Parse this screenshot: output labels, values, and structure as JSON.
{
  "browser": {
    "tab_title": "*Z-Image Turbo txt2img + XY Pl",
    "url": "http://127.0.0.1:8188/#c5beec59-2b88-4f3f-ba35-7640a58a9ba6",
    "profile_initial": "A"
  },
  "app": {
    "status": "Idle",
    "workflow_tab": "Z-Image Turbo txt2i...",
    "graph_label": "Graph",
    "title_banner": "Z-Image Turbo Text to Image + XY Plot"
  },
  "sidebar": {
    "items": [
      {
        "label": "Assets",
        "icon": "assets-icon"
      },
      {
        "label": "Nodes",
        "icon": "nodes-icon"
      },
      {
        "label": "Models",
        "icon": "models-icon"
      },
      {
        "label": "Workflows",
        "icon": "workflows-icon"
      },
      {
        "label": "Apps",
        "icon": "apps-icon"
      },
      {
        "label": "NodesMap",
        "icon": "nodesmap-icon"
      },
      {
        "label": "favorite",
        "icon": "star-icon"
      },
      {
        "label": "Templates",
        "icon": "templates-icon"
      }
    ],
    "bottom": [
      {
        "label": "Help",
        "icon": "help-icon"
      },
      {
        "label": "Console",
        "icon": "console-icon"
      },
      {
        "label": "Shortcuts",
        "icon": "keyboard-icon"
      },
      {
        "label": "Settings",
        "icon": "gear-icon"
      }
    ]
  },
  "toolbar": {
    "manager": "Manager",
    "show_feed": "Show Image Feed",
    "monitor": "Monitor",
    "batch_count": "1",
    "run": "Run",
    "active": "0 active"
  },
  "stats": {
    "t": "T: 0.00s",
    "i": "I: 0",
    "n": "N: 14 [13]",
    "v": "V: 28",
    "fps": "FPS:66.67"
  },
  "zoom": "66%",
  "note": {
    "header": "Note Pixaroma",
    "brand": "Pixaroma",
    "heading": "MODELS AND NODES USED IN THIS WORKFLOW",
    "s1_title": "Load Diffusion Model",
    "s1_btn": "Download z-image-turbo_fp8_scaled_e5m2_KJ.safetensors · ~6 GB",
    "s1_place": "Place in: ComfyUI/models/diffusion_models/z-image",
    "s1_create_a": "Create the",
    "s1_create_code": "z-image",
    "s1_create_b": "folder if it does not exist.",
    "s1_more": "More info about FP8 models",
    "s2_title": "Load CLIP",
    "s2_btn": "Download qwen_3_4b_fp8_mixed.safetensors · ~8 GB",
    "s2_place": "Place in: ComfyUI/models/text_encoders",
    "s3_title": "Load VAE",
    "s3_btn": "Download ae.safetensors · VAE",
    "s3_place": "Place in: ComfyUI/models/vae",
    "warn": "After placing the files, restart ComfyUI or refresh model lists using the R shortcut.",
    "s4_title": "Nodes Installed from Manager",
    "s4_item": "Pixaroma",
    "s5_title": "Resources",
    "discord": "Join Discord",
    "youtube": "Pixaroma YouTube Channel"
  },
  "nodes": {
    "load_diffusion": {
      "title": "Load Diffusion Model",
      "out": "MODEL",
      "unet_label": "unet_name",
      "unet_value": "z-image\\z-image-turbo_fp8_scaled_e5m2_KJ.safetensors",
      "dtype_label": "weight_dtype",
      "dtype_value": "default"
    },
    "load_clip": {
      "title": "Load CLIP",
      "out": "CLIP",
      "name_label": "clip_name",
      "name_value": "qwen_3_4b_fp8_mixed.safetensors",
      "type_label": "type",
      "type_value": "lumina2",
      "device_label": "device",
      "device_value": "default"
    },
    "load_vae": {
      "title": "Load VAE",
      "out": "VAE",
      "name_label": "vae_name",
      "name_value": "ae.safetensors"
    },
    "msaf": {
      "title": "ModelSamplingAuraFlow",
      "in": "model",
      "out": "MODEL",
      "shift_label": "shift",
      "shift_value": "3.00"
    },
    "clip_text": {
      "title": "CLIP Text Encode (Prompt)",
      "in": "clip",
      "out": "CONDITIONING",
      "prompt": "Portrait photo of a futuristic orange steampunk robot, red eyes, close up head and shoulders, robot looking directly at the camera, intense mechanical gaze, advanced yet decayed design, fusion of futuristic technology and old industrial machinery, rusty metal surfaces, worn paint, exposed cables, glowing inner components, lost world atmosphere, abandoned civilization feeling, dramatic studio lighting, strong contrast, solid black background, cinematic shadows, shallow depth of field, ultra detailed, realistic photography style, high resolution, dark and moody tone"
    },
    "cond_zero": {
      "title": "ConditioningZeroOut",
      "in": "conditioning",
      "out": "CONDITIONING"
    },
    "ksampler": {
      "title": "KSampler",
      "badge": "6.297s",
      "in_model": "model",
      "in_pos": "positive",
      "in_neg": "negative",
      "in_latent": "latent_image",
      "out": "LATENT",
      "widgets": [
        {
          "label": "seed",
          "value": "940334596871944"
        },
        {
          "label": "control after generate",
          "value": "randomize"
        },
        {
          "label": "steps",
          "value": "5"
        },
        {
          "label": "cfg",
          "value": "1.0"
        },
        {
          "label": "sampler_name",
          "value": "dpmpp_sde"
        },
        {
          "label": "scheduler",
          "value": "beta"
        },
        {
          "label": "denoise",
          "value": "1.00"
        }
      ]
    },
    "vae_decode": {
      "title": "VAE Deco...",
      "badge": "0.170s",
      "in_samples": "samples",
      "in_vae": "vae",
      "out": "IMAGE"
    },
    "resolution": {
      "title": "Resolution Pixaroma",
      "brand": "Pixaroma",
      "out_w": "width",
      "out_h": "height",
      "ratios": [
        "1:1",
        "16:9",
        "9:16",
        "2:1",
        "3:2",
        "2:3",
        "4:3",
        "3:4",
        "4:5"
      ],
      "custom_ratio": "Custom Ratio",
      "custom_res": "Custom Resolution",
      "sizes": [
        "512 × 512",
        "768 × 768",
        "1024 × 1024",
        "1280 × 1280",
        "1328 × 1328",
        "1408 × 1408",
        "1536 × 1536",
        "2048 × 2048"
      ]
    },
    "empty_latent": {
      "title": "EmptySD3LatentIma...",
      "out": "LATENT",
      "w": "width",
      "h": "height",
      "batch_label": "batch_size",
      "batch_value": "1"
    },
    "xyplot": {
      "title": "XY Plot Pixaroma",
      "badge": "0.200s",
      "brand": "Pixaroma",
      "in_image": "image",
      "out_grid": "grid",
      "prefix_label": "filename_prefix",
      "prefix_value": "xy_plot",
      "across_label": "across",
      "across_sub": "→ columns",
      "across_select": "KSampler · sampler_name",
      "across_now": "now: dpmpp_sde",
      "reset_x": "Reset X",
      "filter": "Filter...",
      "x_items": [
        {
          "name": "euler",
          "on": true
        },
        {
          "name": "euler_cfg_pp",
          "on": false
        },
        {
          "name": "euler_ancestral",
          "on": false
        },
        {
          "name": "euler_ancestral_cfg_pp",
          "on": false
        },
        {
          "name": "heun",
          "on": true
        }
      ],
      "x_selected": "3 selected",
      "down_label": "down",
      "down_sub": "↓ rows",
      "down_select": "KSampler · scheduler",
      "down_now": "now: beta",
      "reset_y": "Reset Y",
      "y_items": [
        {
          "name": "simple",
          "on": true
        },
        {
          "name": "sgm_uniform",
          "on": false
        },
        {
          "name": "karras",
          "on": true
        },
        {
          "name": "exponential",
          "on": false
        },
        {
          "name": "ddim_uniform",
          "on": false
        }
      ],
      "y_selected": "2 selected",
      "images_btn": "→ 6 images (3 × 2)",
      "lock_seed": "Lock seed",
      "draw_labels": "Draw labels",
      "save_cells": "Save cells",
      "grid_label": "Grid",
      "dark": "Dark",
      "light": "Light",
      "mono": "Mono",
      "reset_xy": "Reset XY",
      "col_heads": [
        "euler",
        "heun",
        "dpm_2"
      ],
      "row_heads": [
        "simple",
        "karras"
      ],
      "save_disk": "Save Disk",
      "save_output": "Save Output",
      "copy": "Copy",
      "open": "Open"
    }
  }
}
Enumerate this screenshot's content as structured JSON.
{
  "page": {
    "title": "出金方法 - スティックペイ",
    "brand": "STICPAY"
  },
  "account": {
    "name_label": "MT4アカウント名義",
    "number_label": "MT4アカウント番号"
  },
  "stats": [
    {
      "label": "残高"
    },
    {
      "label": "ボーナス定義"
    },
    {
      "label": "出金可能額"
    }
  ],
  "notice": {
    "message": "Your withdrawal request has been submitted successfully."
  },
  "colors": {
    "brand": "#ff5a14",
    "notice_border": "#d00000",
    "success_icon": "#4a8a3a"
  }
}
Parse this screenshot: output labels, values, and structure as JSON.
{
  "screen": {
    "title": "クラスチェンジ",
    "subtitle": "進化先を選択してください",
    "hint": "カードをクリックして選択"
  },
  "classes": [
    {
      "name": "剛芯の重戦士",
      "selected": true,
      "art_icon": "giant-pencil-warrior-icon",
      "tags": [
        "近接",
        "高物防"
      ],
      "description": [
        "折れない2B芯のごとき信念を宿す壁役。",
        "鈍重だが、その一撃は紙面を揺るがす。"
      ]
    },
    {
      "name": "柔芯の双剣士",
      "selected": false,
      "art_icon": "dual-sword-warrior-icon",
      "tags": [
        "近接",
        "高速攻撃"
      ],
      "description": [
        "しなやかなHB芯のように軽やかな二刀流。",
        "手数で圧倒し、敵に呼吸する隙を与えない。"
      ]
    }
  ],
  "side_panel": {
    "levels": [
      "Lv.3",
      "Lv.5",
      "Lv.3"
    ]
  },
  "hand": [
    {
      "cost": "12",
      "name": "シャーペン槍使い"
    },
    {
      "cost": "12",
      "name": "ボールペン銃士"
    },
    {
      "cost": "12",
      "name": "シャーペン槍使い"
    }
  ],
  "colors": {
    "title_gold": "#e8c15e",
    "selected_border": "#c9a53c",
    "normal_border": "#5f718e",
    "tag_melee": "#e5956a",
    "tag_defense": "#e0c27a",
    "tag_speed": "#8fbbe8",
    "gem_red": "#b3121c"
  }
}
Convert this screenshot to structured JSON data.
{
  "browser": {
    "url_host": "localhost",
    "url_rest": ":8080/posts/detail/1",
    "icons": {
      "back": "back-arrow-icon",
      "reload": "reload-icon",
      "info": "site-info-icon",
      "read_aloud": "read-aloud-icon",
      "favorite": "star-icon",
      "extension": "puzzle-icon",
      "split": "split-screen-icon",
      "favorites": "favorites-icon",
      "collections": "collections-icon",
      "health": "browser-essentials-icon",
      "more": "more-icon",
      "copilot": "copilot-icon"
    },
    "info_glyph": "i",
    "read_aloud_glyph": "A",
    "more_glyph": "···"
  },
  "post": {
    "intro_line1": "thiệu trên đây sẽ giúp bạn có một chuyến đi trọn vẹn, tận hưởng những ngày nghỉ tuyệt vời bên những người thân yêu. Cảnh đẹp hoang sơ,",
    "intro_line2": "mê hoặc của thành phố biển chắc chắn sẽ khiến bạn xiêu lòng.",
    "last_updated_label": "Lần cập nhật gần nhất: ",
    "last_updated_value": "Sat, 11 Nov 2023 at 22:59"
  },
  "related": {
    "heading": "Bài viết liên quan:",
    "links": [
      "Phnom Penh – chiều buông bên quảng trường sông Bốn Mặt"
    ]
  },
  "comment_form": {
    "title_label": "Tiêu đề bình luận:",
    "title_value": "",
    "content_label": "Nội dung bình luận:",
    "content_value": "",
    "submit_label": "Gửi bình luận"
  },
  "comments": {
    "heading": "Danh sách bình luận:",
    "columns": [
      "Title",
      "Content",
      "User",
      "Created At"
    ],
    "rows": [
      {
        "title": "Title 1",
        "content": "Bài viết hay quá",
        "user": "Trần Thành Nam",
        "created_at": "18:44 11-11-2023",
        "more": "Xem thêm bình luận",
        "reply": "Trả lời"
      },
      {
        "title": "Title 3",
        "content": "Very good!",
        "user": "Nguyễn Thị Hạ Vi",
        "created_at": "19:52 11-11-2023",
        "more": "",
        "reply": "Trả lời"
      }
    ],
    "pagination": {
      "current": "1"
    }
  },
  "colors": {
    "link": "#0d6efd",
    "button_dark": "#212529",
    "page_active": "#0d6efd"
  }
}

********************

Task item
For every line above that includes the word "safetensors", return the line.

Answer box
    "s1_btn": "Download z-image-turbo_fp8_scaled_e5m2_KJ.safetensors · ~6 GB",
    "s2_btn": "Download qwen_3_4b_fp8_mixed.safetensors · ~8 GB",
    "s3_btn": "Download ae.safetensors · VAE",
      "unet_value": "z-image\\z-image-turbo_fp8_scaled_e5m2_KJ.safetensors",
      "name_value": "qwen_3_4b_fp8_mixed.safetensors",
      "name_value": "ae.safetensors"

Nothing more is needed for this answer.